## Recorded data
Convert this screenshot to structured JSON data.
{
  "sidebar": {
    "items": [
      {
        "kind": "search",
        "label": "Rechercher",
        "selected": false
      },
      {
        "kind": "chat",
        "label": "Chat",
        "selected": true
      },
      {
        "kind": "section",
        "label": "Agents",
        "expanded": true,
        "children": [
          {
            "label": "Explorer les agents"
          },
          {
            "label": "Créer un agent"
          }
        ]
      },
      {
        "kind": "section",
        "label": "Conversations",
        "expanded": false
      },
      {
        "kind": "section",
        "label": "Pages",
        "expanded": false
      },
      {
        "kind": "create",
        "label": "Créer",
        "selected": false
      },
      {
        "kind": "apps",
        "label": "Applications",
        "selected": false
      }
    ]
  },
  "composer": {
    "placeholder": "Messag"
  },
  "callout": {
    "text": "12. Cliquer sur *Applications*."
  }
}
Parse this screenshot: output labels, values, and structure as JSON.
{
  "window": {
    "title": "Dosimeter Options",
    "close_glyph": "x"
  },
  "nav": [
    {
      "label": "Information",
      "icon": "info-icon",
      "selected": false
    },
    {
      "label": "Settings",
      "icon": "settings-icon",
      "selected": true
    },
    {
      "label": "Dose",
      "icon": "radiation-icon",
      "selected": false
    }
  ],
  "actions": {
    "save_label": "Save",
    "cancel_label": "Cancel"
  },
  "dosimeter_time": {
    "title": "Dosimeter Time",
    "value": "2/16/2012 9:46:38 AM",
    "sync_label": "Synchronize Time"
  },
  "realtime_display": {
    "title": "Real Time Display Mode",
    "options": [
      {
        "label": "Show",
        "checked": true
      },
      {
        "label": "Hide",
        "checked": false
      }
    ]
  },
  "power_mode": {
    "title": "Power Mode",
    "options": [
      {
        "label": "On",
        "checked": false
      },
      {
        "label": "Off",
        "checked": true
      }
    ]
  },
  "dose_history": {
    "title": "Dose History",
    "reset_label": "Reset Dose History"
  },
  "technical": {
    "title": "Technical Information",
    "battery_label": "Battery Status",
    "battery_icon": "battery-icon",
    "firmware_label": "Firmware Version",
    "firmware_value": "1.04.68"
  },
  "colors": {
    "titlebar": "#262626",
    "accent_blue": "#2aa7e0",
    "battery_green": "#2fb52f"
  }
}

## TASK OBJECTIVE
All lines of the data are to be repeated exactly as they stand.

## ANSWER AREA
Convert this screenshot to structured JSON data.
{
  "sidebar": {
    "items": [
      {
        "kind": "search",
        "label": "Rechercher",
        "selected": false
      },
      {
        "kind": "chat",
        "label": "Chat",
        "selected": true
      },
      {
        "kind": "section",
        "label": "Agents",
        "expanded": true,
        "children": [
          {
            "label": "Explorer les agents"
          },
          {
            "label": "Créer un agent"
          }
        ]
      },
      {
        "kind": "section",
        "label": "Conversations",
        "expanded": false
      },
      {
        "kind": "section",
        "label": "Pages",
        "expanded": false
      },
      {
        "kind": "create",
        "label": "Créer",
        "selected": false
      },
      {
        "kind": "apps",
        "label": "Applications",
        "selected": false
      }
    ]
  },
  "composer": {
    "placeholder": "Messag"
  },
  "callout": {
    "text": "12. Cliquer sur *Applications*."
  }
}
Parse this screenshot: output labels, values, and structure as JSON.
{
  "window": {
    "title": "Dosimeter Options",
    "close_glyph": "x"
  },
  "nav": [
    {
      "label": "Information",
      "icon": "info-icon",
      "selected": false
    },
    {
      "label": "Settings",
      "icon": "settings-icon",
      "selected": true
    },
    {
      "label": "Dose",
      "icon": "radiation-icon",
      "selected": false
    }
  ],
  "actions": {
    "save_label": "Save",
    "cancel_label": "Cancel"
  },
  "dosimeter_time": {
    "title": "Dosimeter Time",
    "value": "2/16/2012 9:46:38 AM",
    "sync_label": "Synchronize Time"
  },
  "realtime_display": {
    "title": "Real Time Display Mode",
    "options": [
      {
        "label": "Show",
        "checked": true
      },
      {
        "label": "Hide",
        "checked": false
      }
    ]
  },
  "power_mode": {
    "title": "Power Mode",
    "options": [
      {
        "label": "On",
        "checked": false
      },
      {
        "label": "Off",
        "checked": true
      }
    ]
  },
  "dose_history": {
    "title": "Dose History",
    "reset_label": "Reset Dose History"
  },
  "technical": {
    "title": "Technical Information",
    "battery_label": "Battery Status",
    "battery_icon": "battery-icon",
    "firmware_label": "Firmware Version",
    "firmware_value": "1.04.68"
  },
  "colors": {
    "titlebar": "#262626",
    "accent_blue": "#2aa7e0",
    "battery_green": "#2fb52f"
  }
}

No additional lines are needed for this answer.